The passive advanced treatment of wastewater with phosphorous removal and disinfection answered the following requirements:
|Treatment capacity||4,270 L per day|
|System surface area||130 m2|
|Treatment results are available upon request.|
The Yamaska National Park is a provincial park with a clear conservation role on the Choinière Reservoir in Québec, Canada. The Park is home to some forty fragile species considered rare, be it plant or wildlife. Their protection is among the priorities of park management. Recreational activities, which help fund its conservation, must be carefully considered. This is why an advanced level of treatment was chosen to passively disinfect and remove phosphorus from the wastewater and provide an extra level of protection to the environment.
This system receives a daily flow of 4,270 L of wastewater coming from showers, toilets and sinks in buildings of the Les Roselins sector of the campground.
The System O)) is preceded by a primary treatment. Primary treatment of wastewater is a physical decantation of liquids and solids, usually done in a septic tank, where the solids are pumped out at regular intervals (usu. 2 years).
In this case, wastewater is collected in a 6,410-L pretreatment tank. Inside the tank, the wastewater separates into layers as the fats float to the top and the solids sink to the bottom.
System O)) septic systems combine wastewater distribution, treatment and infiltration in one simple step.
The primary treatment tank effluent is distributed throughout the system with a combination of pumping stations and watertight membranes.

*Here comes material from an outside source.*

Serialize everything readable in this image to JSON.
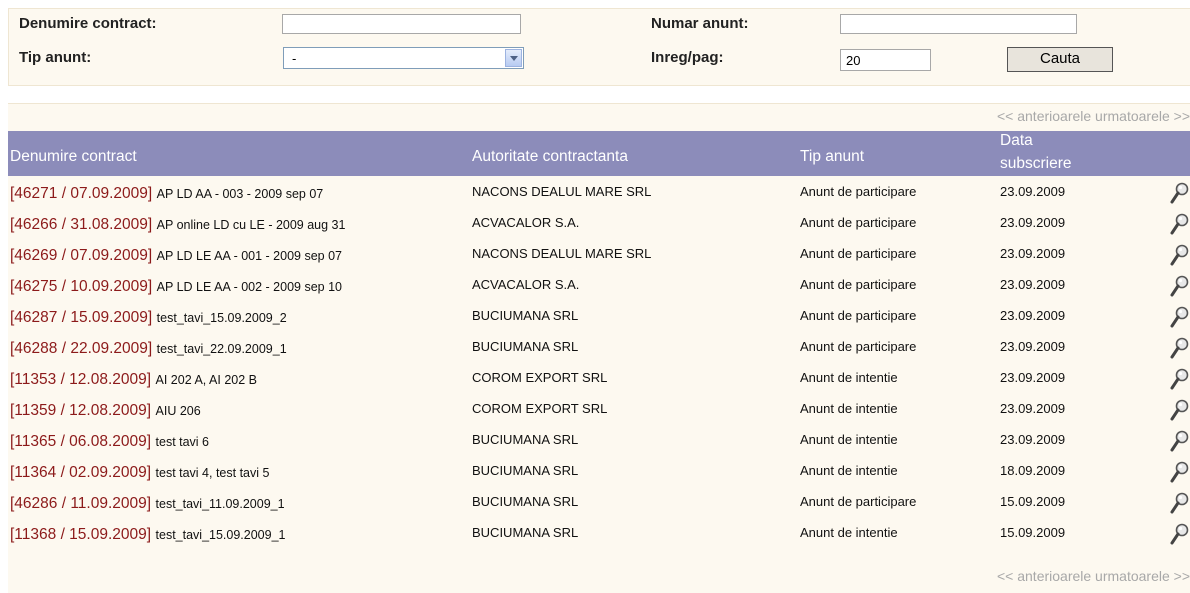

The optimal functioning of a System O)) installation depends on an even distribution of wastewater over the entire surface of the treatment bed. This is possible thanks to a low pressure distribution system. Through each Advanced Enviro))Septic pipe is inserted a 38-mm pipe, which is perforated to allow water to spurt out. This mode of distribution makes it possible to evenly distribute the effluent through each pipe.
The treated wastewater leaving the polishing field is collected in a watertight membrane and directed towards the second pumping station, to be then sent through a reduced polishing field. The treated effluent is once again collected in a watertight membrane that empties into a 3rd pumping station, from which the water is sprinkled into the Dephos O)) module. The treated water leaving the Dephos O)) module is then pumped into a conventional pipe-and-stone polishing field to be dispersed into the soil.
This System O)) uses seven rows of five parallel Advanced Enviro))Septic pipes for a total of 35 pipes. The wastewater flows along the length of the rows where it is treated by bacteria living in the pipes and in the filter sand during the infiltration process. The treated water passes through a smaller polishing field containing six Advanced Enviro))Septic pipes.
- All wastewater at the site is treated passively
- No moving parts
- No energy is spent on wastewater treatment
- Wastewater odours cannot develop
- Treated water is perfectly clear and free of pollution
By using a System O)) with a Dephos O)) module, the client saves money by providing a passive treatment as opposed to having to use chemical coagulation. There are no moving parts that can break and the Dephos O)) media lasts more than five years before needing to be replaced. Maintenance is simple which means fees are low; on-site personnel can even be trained to do it themselves!
Choosing a passive wastewater treatment solution is very cost-effective, as the treatment process does not need to be powered, has no moving parts that can require replacement or repair, and its maintenance is so simple that employees can be trained to do it themselves.
With the proximity to a body of water such as the Choinière Reservoir, nutrient removal is very important. By removing the phosphorus from the treated effluent, we greatly reduce the risk of algae and cyanobacteria blooms. These present a huge danger to the environment by removing oxygen from the water and producing toxins.
Choosing a passive wastewater treatment solution is very positive for the environment, as the treatment process requires no power, has no moving parts that can fail and requires little maintenance.